START SUPPLIED MATERIAL

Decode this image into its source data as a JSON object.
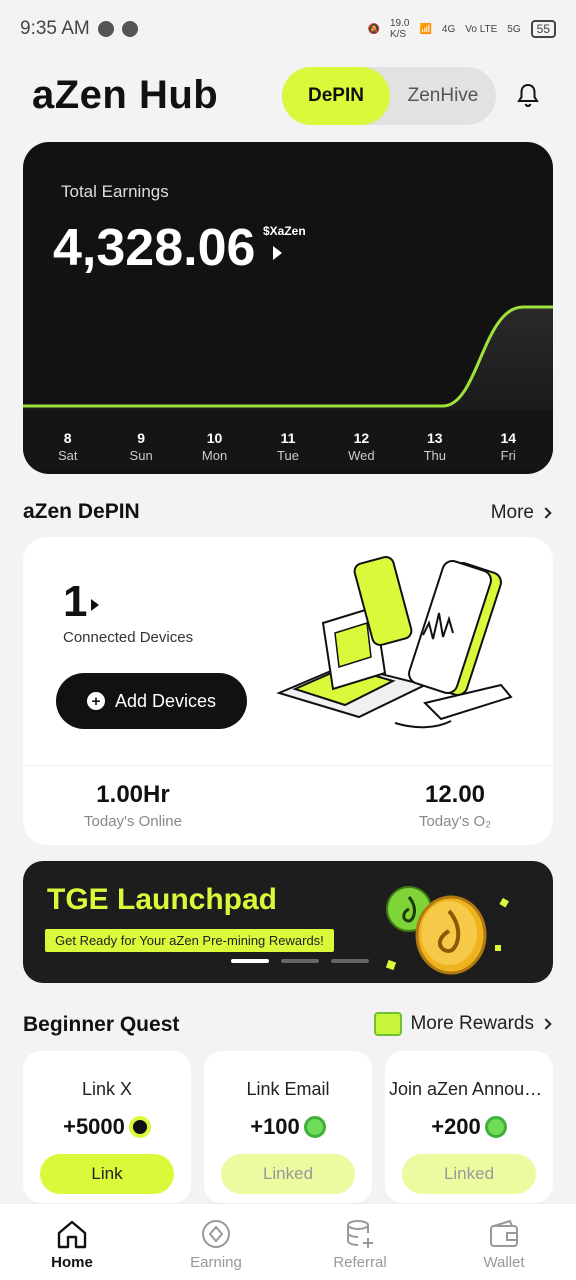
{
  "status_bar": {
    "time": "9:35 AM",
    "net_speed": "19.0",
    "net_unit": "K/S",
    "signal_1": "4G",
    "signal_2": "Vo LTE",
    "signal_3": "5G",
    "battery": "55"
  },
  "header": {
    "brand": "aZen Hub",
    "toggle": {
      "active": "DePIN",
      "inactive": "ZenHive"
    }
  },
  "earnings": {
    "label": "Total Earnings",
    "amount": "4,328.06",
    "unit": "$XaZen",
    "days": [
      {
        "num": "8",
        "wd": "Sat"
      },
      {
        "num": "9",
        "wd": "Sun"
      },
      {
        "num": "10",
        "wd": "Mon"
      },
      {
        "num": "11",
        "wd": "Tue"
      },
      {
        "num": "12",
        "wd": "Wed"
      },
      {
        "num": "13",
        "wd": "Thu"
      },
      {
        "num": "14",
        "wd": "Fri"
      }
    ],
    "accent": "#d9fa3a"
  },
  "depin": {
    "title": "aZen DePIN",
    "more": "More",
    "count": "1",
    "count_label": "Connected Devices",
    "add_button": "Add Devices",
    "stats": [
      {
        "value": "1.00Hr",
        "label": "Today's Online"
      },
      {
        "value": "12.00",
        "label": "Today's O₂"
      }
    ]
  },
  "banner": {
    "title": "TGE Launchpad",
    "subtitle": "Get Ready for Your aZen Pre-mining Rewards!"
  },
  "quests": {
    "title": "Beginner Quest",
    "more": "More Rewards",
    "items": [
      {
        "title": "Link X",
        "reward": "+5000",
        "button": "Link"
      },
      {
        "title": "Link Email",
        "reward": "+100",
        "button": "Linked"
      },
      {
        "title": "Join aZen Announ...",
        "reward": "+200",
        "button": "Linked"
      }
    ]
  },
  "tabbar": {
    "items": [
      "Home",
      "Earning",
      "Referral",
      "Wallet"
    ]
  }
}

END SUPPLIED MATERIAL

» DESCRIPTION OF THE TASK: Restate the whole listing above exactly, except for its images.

» SOLUTION BELOW:
Decode this image into its source data as a JSON object.
{
  "status_bar": {
    "time": "9:35 AM",
    "net_speed": "19.0",
    "net_unit": "K/S",
    "signal_1": "4G",
    "signal_2": "Vo LTE",
    "signal_3": "5G",
    "battery": "55"
  },
  "header": {
    "brand": "aZen Hub",
    "toggle": {
      "active": "DePIN",
      "inactive": "ZenHive"
    }
  },
  "earnings": {
    "label": "Total Earnings",
    "amount": "4,328.06",
    "unit": "$XaZen",
    "days": [
      {
        "num": "8",
        "wd": "Sat"
      },
      {
        "num": "9",
        "wd": "Sun"
      },
      {
        "num": "10",
        "wd": "Mon"
      },
      {
        "num": "11",
        "wd": "Tue"
      },
      {
        "num": "12",
        "wd": "Wed"
      },
      {
        "num": "13",
        "wd": "Thu"
      },
      {
        "num": "14",
        "wd": "Fri"
      }
    ],
    "accent": "#d9fa3a"
  },
  "depin": {
    "title": "aZen DePIN",
    "more": "More",
    "count": "1",
    "count_label": "Connected Devices",
    "add_button": "Add Devices",
    "stats": [
      {
        "value": "1.00Hr",
        "label": "Today's Online"
      },
      {
        "value": "12.00",
        "label": "Today's O₂"
      }
    ]
  },
  "banner": {
    "title": "TGE Launchpad",
    "subtitle": "Get Ready for Your aZen Pre-mining Rewards!"
  },
  "quests": {
    "title": "Beginner Quest",
    "more": "More Rewards",
    "items": [
      {
        "title": "Link X",
        "reward": "+5000",
        "button": "Link"
      },
      {
        "title": "Link Email",
        "reward": "+100",
        "button": "Linked"
      },
      {
        "title": "Join aZen Announ...",
        "reward": "+200",
        "button": "Linked"
      }
    ]
  },
  "tabbar": {
    "items": [
      "Home",
      "Earning",
      "Referral",
      "Wallet"
    ]
  }
}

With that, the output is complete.